BATON ROUGE, La. — One of Louisiana’s oldest whooping cranes hatched her first chicks this year, and 24 mating pairs nearly doubled the previous state record for the world’s rarest cranes.
But state biologists say that while 14 hatchlings pecked their way out of eggs this year in Louisiana, only four of them are still alive. They include both youngsters from eggs laid by the female identified as L7-11.
“She was the very first female to ever lay an egg in this population.
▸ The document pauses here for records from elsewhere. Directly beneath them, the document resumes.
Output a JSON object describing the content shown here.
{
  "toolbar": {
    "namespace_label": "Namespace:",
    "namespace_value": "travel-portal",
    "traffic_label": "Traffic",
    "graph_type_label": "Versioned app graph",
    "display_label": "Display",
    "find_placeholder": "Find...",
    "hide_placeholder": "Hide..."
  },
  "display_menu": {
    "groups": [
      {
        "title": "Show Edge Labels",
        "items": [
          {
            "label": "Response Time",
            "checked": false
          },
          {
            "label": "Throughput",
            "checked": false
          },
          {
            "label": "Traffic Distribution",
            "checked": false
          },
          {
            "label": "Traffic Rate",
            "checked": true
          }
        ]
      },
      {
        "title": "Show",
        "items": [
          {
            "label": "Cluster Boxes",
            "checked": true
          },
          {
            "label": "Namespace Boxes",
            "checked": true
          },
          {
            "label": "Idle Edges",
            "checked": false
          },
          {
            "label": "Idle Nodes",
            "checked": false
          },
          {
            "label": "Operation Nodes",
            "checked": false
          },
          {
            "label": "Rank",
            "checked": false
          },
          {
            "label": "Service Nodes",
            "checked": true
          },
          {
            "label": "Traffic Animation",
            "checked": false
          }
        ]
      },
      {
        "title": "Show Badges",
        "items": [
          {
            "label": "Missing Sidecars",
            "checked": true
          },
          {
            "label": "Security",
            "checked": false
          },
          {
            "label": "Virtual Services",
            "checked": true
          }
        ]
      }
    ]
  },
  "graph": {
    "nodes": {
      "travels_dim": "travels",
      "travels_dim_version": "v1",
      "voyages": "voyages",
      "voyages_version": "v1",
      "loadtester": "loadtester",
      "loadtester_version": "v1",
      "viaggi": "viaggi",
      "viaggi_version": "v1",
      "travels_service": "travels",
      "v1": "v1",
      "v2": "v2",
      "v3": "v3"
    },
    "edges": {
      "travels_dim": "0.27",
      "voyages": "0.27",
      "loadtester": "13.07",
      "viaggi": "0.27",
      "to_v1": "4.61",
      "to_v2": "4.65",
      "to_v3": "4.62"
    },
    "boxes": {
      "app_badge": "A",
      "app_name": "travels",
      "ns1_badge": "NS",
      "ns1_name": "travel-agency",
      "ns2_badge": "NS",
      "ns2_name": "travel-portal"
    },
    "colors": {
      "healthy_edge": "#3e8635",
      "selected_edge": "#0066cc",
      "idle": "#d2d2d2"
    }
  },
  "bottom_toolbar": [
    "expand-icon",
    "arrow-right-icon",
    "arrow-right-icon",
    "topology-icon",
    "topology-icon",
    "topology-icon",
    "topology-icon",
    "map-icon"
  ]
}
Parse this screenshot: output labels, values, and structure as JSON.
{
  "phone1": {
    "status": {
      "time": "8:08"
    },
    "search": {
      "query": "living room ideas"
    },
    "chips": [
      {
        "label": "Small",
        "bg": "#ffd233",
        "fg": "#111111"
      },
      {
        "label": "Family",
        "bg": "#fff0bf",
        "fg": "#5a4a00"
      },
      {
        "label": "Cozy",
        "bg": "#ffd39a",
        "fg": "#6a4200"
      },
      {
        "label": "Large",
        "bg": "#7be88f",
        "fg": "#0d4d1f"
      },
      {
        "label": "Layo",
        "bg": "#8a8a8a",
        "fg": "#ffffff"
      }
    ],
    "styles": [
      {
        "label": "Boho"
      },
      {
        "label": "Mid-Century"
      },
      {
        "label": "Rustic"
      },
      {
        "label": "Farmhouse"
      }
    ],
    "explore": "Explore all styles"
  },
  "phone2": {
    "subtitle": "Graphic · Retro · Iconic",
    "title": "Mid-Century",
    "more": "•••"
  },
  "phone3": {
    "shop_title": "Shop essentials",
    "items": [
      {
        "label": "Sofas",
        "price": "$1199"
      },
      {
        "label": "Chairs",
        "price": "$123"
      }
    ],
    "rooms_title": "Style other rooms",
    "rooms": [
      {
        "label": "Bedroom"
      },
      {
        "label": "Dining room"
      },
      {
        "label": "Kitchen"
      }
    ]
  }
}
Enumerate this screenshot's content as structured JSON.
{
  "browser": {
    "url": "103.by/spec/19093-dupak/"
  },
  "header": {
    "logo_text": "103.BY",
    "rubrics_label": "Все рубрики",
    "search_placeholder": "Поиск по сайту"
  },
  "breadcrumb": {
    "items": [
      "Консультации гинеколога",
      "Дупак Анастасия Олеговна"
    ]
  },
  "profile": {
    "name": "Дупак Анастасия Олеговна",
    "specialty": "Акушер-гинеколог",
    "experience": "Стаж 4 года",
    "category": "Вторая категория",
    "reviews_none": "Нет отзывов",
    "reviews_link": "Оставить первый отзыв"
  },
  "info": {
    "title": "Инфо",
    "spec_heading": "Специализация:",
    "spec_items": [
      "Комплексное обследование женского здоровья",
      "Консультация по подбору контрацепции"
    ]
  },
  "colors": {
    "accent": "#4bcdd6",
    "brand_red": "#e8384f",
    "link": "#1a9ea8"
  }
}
Unfortunately, she and her first mate were infertile,“ Sara Zimorski, the Louisiana Department of Wildlife and Fisheries biologist who leads the whooping crane project, said in a news release Wednesday.
The state’s previous record for nesting pairs was 13 in 2019. “This increase in nesting is a sign of breeding progress in the project, which seeks to return the whooping crane to Louisiana,” the news release said.
L7-11 and her current mate, a bird released in 2017, produced fertile eggs in 2019 and 2020, but none of them hatched.
“Finally, this year, in her eighth year of nesting, she and her mate were able to produce two chicks that have survived,’’ Zimorski said.
The fluffy brown hatchlings grow into mottled brown-and-white juveniles. As adults, they’ll be about 5 feet (1.5 meters) tall and white with red caps and black mustaches and wingtips. Their wingspan can reach 7 feet (2.1 meters) across.
L7-11 and her first mate, L8-11, were among 10 birds released as captive-bred juveniles in 2011 to start a resident flock in Louisiana. L8-11 was shot and killed in 2018.
The flock currently numbers 70, the department said. About 10 juveniles less than 1 year old are usually brought to join it every year, but none were added last fall because the coronavirus pandemic pretty much halted captive breeding in 2020.
The birds typically mature at 3 to 5 years of age, and about one-third of those in Louisiana’s flock are at most 3 years old, the department said.
There are only about 800 whooping cranes in the world, according to the International Crane Foundation. All are descended from about 15 that survived hunters and habitat loss in a flock that migrates between Texas and Alberta, Canada.
About 500 birds are now in that flock, the only one that is self-sustaining. There are about 140 captive whooping cranes and 80 in a flock taught to migrate between Wisconsin and Florida with ultralight aircraft.
When five chicks hatched in the wild in 2018, it was celebrated as a milestone. Seven eggs laid in the wild hatched the following year, some in the wild and some in captivity.
Zimorski said Louisiana’s recent breeding season “started off well but we had a rough second half.’’
Chicks died both because of floods and breeding problems, she said.
“With so many new pairs it’s not unusual that they wouldn’t be successful on their first attempt,” she said. “We’re still seeing progress as the birds gain experience and we are pleased with the four surviving chicks.’’